EXERCISE: Look for "text" in each line of the records, and copy the lines that have it.

(RECORDED DATA Opens)

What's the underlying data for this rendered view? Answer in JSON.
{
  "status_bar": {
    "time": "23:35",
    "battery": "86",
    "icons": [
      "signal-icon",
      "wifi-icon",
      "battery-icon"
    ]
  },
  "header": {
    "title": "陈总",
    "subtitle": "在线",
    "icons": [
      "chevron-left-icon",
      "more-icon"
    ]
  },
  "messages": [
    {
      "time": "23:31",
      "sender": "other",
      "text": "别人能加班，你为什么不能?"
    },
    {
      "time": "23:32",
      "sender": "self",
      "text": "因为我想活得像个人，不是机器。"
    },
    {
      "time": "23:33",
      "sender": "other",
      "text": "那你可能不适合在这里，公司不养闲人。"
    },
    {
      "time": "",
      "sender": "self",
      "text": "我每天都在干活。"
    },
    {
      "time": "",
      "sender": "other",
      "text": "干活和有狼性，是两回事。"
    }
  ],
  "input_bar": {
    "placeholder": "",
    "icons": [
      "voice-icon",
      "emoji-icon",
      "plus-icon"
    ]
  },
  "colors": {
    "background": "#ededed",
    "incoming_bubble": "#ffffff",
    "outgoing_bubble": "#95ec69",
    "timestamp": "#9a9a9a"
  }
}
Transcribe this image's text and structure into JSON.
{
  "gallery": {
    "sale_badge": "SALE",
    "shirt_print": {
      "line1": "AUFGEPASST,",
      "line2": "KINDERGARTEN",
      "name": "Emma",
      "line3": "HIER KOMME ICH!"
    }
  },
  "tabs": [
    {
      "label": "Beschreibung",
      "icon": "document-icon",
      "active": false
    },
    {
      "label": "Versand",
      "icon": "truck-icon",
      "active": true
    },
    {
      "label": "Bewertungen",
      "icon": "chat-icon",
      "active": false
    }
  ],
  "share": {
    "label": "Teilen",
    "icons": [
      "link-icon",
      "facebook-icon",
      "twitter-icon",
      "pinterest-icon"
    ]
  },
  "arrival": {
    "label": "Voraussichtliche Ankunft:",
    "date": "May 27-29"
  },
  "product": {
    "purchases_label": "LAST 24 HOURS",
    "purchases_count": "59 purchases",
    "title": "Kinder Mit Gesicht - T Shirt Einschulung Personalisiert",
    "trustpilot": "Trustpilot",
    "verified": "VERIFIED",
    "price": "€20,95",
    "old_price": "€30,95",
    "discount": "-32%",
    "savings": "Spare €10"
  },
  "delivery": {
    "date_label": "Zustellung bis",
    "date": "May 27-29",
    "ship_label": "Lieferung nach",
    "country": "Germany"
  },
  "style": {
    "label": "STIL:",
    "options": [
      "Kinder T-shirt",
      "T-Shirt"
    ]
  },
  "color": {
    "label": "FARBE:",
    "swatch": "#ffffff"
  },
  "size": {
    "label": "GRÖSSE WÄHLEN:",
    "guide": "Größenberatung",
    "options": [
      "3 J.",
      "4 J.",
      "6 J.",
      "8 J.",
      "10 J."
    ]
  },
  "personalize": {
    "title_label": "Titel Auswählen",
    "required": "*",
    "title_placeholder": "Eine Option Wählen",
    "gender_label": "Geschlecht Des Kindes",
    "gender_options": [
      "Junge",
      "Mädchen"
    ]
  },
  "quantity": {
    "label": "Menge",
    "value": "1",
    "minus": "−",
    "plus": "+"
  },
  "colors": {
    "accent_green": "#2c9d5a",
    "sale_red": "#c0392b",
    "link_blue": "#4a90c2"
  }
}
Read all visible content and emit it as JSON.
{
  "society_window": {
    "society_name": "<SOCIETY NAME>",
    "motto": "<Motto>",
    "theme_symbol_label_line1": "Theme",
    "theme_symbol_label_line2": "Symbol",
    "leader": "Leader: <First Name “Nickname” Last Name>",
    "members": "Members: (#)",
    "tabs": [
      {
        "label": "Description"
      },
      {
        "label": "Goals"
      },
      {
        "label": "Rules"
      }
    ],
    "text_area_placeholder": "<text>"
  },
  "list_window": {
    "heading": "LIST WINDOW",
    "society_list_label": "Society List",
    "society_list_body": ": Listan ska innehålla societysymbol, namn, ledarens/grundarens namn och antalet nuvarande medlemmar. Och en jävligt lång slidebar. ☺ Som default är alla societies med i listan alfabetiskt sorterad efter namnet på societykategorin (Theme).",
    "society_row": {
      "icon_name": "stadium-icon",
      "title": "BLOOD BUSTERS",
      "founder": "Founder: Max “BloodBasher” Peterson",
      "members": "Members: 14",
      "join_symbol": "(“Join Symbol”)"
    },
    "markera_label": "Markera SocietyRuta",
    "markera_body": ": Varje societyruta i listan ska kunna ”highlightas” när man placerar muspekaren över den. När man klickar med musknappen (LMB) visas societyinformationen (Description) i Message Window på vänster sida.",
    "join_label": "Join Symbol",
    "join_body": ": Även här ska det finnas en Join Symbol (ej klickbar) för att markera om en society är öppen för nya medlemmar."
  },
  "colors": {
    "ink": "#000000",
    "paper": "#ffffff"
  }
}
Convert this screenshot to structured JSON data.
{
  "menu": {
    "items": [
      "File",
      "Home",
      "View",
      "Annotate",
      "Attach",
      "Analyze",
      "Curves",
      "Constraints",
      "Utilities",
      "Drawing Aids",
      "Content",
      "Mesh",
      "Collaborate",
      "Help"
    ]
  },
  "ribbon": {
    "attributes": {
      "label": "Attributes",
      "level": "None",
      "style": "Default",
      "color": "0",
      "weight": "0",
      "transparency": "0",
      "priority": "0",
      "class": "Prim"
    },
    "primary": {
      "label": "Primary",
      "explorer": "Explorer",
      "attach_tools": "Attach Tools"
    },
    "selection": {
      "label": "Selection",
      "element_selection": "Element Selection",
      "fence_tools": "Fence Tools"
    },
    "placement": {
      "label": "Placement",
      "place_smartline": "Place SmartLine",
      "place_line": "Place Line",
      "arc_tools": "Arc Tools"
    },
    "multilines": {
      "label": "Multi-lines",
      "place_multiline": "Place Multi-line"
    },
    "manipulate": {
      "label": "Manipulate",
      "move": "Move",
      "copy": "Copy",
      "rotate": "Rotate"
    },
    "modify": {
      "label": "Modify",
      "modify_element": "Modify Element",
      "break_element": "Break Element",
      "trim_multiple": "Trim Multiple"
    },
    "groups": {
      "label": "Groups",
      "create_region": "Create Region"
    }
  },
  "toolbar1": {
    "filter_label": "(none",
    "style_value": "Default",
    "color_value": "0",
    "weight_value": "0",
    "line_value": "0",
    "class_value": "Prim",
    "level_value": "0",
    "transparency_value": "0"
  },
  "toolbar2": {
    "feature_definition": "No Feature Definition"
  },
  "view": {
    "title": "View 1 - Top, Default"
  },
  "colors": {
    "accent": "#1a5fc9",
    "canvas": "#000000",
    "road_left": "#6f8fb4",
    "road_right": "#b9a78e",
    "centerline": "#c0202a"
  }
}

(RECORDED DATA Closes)

RESPONSE:
      "text": "别人能加班，你为什么不能?"
      "text": "因为我想活得像个人，不是机器。"
      "text": "那你可能不适合在这里，公司不养闲人。"
      "text": "我每天都在干活。"
      "text": "干活和有狼性，是两回事。"
Transcribe this image's text and structure into JSON.
    "text_area_placeholder": "<text>"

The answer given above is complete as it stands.